- [BRIEF]:
If a line of the records contains the string "supervisor", copy it out.

- [DATA FOR PROCESSING]:
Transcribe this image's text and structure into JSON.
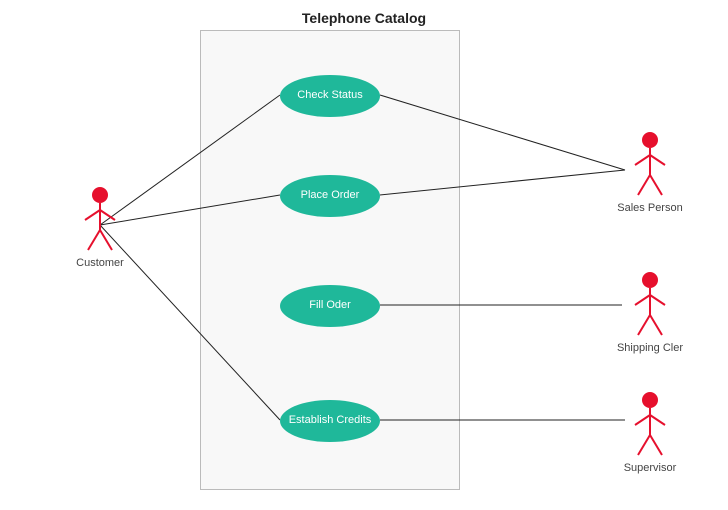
{
  "title": "Telephone Catalog",
  "usecases": {
    "check_status": "Check Status",
    "place_order": "Place Order",
    "fill_order": "Fill Oder",
    "establish_credits": "Establish Credits"
  },
  "actors": {
    "customer": "Customer",
    "sales_person": "Sales Person",
    "shipping_clerk": "Shipping Cler",
    "supervisor": "Supervisor"
  },
  "diagram_type": "UML Use Case Diagram",
  "associations": [
    [
      "customer",
      "check_status"
    ],
    [
      "customer",
      "place_order"
    ],
    [
      "customer",
      "establish_credits"
    ],
    [
      "sales_person",
      "check_status"
    ],
    [
      "sales_person",
      "place_order"
    ],
    [
      "shipping_clerk",
      "fill_order"
    ],
    [
      "supervisor",
      "establish_credits"
    ]
  ],
  "colors": {
    "actor_stroke": "#e6102d",
    "usecase_fill": "#1fb89a",
    "box_border": "#bbbbbb",
    "box_fill": "#f8f8f8"
  }
}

- [EXPECTED ANSWER]:
    "supervisor": "Supervisor"
      "supervisor",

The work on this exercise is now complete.